* [TASK DETAILS] The word "usage": in how many lines of the records does it appear? Reply with the number alone.

* [EXTRACTED DATA]
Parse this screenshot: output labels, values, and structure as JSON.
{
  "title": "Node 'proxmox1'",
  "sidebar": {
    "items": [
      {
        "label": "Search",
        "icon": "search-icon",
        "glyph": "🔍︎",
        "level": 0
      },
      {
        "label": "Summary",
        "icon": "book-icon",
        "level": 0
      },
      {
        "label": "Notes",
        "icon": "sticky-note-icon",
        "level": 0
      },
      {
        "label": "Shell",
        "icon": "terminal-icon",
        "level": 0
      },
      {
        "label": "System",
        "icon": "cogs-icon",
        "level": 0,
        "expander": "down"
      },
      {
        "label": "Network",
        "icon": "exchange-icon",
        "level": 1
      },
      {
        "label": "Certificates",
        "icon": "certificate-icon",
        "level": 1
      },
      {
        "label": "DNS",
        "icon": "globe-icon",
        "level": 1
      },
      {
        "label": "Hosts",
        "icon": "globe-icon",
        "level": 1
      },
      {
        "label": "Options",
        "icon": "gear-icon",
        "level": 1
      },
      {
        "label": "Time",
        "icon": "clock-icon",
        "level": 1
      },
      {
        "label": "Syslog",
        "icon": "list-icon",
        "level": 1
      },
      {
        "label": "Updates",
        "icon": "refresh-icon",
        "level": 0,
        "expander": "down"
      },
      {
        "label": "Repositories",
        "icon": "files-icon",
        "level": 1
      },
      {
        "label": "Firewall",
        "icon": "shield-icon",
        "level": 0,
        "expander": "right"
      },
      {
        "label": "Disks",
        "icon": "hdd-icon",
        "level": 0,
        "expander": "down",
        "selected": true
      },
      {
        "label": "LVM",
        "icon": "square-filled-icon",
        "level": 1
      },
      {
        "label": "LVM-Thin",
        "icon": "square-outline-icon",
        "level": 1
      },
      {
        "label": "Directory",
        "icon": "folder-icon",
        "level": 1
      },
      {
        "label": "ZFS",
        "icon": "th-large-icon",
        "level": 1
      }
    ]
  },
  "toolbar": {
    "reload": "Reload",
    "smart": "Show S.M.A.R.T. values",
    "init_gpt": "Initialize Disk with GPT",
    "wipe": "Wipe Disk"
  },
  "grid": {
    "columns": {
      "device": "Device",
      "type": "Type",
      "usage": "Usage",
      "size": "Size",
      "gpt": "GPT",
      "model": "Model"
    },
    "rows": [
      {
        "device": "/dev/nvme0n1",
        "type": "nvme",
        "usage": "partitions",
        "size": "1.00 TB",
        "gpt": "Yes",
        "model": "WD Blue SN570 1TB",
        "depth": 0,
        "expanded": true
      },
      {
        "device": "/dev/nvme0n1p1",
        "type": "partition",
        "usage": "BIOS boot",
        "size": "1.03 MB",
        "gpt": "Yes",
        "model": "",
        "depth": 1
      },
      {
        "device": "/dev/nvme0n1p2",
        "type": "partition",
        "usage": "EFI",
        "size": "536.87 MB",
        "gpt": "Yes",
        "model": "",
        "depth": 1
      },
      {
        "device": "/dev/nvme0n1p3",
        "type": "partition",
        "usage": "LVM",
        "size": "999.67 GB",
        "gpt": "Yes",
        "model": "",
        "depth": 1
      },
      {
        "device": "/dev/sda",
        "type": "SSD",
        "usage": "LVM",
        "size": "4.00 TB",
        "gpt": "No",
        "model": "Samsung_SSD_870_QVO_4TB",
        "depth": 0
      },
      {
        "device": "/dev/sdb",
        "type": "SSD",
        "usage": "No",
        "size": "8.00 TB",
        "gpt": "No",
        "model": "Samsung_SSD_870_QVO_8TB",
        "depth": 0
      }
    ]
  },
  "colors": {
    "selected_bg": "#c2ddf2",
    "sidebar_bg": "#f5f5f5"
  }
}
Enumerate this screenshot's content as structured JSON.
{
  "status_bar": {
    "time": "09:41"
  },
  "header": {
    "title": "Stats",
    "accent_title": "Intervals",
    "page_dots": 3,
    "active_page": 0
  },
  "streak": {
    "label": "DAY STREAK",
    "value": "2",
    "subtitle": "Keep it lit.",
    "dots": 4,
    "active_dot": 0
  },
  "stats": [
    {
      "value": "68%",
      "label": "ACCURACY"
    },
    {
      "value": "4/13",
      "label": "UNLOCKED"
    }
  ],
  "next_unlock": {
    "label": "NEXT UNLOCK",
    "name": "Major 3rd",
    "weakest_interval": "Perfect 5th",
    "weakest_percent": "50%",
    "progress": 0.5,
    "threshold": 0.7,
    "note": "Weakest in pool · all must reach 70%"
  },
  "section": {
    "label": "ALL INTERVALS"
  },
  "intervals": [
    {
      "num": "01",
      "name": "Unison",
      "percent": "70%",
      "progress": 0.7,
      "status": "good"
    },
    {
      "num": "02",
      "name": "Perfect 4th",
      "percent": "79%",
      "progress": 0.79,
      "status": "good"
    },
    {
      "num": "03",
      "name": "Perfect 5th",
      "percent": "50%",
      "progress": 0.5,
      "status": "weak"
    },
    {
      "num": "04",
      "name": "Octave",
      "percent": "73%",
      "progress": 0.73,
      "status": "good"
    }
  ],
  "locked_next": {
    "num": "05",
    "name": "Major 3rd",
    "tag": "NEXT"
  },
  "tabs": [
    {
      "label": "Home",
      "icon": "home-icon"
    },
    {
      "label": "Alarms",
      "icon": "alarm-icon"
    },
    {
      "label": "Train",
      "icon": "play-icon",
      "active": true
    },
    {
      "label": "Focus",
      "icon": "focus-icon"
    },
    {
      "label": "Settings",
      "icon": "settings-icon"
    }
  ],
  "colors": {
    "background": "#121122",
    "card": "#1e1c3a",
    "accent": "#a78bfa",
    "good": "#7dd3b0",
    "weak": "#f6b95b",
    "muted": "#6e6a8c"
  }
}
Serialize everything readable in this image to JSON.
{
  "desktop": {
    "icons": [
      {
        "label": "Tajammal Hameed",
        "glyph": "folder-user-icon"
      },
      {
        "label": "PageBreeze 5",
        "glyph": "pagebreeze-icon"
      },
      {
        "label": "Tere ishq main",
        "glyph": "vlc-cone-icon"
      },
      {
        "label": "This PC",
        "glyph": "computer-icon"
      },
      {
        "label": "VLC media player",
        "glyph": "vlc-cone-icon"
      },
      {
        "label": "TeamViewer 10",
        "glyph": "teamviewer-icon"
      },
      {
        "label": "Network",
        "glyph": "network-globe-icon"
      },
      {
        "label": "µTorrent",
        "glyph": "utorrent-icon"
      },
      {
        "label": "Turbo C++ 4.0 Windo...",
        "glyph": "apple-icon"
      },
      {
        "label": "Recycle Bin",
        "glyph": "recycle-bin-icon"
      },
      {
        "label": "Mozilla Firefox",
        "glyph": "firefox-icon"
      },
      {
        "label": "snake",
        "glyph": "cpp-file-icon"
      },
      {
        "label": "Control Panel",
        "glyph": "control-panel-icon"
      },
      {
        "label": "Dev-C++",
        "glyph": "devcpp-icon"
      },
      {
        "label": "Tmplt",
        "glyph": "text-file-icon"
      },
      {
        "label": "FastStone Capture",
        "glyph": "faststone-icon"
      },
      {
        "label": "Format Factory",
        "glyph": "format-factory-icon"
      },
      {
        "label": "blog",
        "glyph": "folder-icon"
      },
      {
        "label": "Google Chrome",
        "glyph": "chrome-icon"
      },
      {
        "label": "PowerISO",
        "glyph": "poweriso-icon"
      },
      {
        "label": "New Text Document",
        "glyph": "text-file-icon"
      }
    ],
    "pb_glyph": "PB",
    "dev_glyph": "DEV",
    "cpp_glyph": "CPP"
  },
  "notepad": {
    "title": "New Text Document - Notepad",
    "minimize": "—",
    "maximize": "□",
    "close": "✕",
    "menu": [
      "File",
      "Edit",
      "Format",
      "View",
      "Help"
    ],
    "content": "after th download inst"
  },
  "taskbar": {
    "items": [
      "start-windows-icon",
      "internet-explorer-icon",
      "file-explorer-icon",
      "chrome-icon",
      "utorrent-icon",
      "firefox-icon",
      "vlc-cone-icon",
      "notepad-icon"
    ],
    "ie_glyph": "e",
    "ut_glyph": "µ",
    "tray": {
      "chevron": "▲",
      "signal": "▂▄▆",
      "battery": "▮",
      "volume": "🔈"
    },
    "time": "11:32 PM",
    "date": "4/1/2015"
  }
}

* [TASK SOLUTION] 7